DATA FOR PROCESSING below:

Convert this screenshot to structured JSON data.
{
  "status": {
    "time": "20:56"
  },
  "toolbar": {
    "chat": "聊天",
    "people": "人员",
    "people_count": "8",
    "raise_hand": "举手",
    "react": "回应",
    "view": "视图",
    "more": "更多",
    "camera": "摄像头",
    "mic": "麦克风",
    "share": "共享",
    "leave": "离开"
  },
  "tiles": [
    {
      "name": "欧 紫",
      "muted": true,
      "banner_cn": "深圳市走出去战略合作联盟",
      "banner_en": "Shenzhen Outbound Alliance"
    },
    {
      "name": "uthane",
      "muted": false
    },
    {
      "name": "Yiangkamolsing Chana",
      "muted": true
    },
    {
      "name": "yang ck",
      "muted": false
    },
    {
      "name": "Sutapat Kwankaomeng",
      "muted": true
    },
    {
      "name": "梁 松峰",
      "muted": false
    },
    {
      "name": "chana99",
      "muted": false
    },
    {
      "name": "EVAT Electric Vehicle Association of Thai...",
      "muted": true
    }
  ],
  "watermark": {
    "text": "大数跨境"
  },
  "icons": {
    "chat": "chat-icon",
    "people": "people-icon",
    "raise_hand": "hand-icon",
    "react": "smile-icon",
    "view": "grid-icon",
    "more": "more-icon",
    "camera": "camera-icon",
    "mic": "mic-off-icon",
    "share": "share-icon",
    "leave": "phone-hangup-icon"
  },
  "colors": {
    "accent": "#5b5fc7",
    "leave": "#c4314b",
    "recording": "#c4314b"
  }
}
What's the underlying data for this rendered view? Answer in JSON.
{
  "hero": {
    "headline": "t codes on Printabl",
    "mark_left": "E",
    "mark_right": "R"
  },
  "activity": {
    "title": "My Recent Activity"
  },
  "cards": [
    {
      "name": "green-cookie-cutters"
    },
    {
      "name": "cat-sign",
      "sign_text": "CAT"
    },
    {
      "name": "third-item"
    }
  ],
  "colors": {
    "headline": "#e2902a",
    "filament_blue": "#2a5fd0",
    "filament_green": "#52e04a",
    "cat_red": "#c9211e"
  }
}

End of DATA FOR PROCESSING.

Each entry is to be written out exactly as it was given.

**ANSWER TO THE PROBLEM:**
Convert this screenshot to structured JSON data.
{
  "status": {
    "time": "20:56"
  },
  "toolbar": {
    "chat": "聊天",
    "people": "人员",
    "people_count": "8",
    "raise_hand": "举手",
    "react": "回应",
    "view": "视图",
    "more": "更多",
    "camera": "摄像头",
    "mic": "麦克风",
    "share": "共享",
    "leave": "离开"
  },
  "tiles": [
    {
      "name": "欧 紫",
      "muted": true,
      "banner_cn": "深圳市走出去战略合作联盟",
      "banner_en": "Shenzhen Outbound Alliance"
    },
    {
      "name": "uthane",
      "muted": false
    },
    {
      "name": "Yiangkamolsing Chana",
      "muted": true
    },
    {
      "name": "yang ck",
      "muted": false
    },
    {
      "name": "Sutapat Kwankaomeng",
      "muted": true
    },
    {
      "name": "梁 松峰",
      "muted": false
    },
    {
      "name": "chana99",
      "muted": false
    },
    {
      "name": "EVAT Electric Vehicle Association of Thai...",
      "muted": true
    }
  ],
  "watermark": {
    "text": "大数跨境"
  },
  "icons": {
    "chat": "chat-icon",
    "people": "people-icon",
    "raise_hand": "hand-icon",
    "react": "smile-icon",
    "view": "grid-icon",
    "more": "more-icon",
    "camera": "camera-icon",
    "mic": "mic-off-icon",
    "share": "share-icon",
    "leave": "phone-hangup-icon"
  },
  "colors": {
    "accent": "#5b5fc7",
    "leave": "#c4314b",
    "recording": "#c4314b"
  }
}
What's the underlying data for this rendered view? Answer in JSON.
{
  "hero": {
    "headline": "t codes on Printabl",
    "mark_left": "E",
    "mark_right": "R"
  },
  "activity": {
    "title": "My Recent Activity"
  },
  "cards": [
    {
      "name": "green-cookie-cutters"
    },
    {
      "name": "cat-sign",
      "sign_text": "CAT"
    },
    {
      "name": "third-item"
    }
  ],
  "colors": {
    "headline": "#e2902a",
    "filament_blue": "#2a5fd0",
    "filament_green": "#52e04a",
    "cat_red": "#c9211e"
  }
}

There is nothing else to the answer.